● Your instructions
In the copy, include every entry exactly but none of its images.

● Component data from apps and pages
= Beginning of Section =

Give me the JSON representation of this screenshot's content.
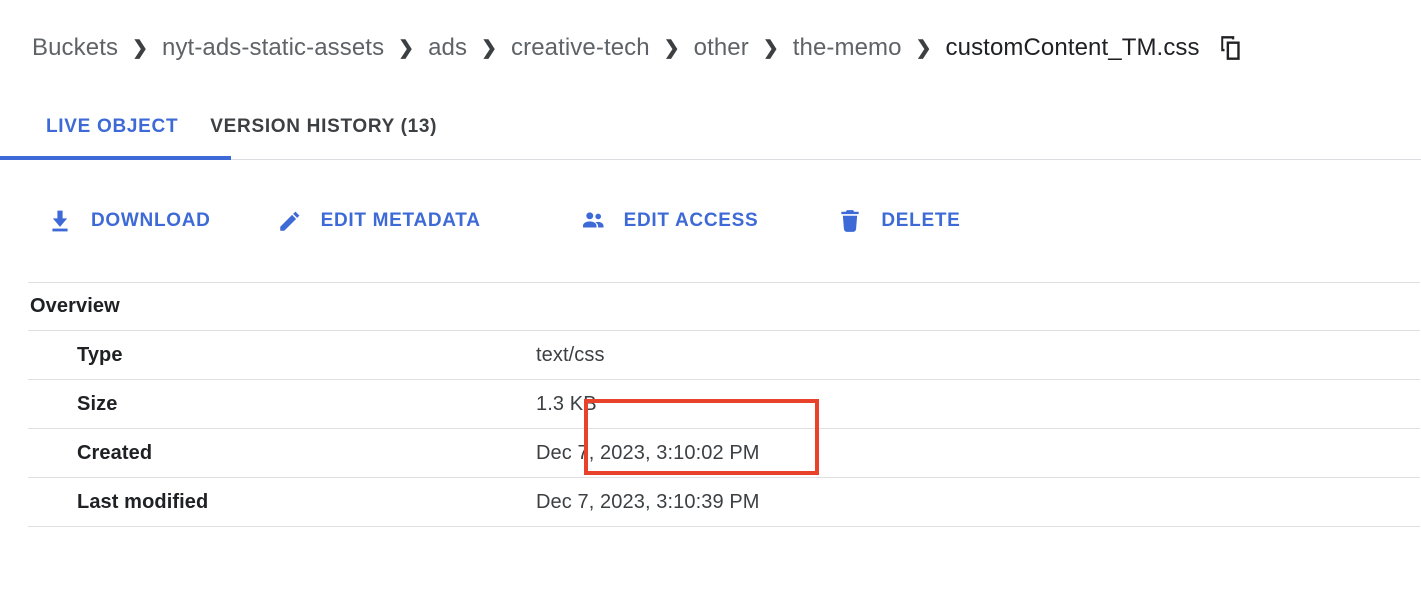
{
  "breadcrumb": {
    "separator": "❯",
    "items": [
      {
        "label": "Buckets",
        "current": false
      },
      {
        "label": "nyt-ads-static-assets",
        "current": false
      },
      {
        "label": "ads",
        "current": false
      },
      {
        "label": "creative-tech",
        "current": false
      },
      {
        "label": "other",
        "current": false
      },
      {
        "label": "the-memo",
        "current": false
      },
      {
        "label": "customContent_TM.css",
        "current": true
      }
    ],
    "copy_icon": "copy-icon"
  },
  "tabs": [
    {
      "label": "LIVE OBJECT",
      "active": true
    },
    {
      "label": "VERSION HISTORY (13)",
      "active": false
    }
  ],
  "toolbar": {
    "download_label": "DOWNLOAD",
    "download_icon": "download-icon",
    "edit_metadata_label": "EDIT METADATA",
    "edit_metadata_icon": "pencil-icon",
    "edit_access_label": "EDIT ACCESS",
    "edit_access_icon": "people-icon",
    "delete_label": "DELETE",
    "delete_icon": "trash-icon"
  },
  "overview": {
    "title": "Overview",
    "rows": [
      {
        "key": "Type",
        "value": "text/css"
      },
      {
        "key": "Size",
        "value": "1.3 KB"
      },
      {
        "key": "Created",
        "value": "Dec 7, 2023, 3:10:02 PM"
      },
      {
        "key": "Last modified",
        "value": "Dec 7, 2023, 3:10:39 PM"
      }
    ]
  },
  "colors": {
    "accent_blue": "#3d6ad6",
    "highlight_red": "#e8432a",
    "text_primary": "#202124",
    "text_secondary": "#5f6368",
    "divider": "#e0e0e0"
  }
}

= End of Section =

● Response area
Give me the JSON representation of this screenshot's content.
{
  "breadcrumb": {
    "separator": "❯",
    "items": [
      {
        "label": "Buckets",
        "current": false
      },
      {
        "label": "nyt-ads-static-assets",
        "current": false
      },
      {
        "label": "ads",
        "current": false
      },
      {
        "label": "creative-tech",
        "current": false
      },
      {
        "label": "other",
        "current": false
      },
      {
        "label": "the-memo",
        "current": false
      },
      {
        "label": "customContent_TM.css",
        "current": true
      }
    ],
    "copy_icon": "copy-icon"
  },
  "tabs": [
    {
      "label": "LIVE OBJECT",
      "active": true
    },
    {
      "label": "VERSION HISTORY (13)",
      "active": false
    }
  ],
  "toolbar": {
    "download_label": "DOWNLOAD",
    "download_icon": "download-icon",
    "edit_metadata_label": "EDIT METADATA",
    "edit_metadata_icon": "pencil-icon",
    "edit_access_label": "EDIT ACCESS",
    "edit_access_icon": "people-icon",
    "delete_label": "DELETE",
    "delete_icon": "trash-icon"
  },
  "overview": {
    "title": "Overview",
    "rows": [
      {
        "key": "Type",
        "value": "text/css"
      },
      {
        "key": "Size",
        "value": "1.3 KB"
      },
      {
        "key": "Created",
        "value": "Dec 7, 2023, 3:10:02 PM"
      },
      {
        "key": "Last modified",
        "value": "Dec 7, 2023, 3:10:39 PM"
      }
    ]
  },
  "colors": {
    "accent_blue": "#3d6ad6",
    "highlight_red": "#e8432a",
    "text_primary": "#202124",
    "text_secondary": "#5f6368",
    "divider": "#e0e0e0"
  }
}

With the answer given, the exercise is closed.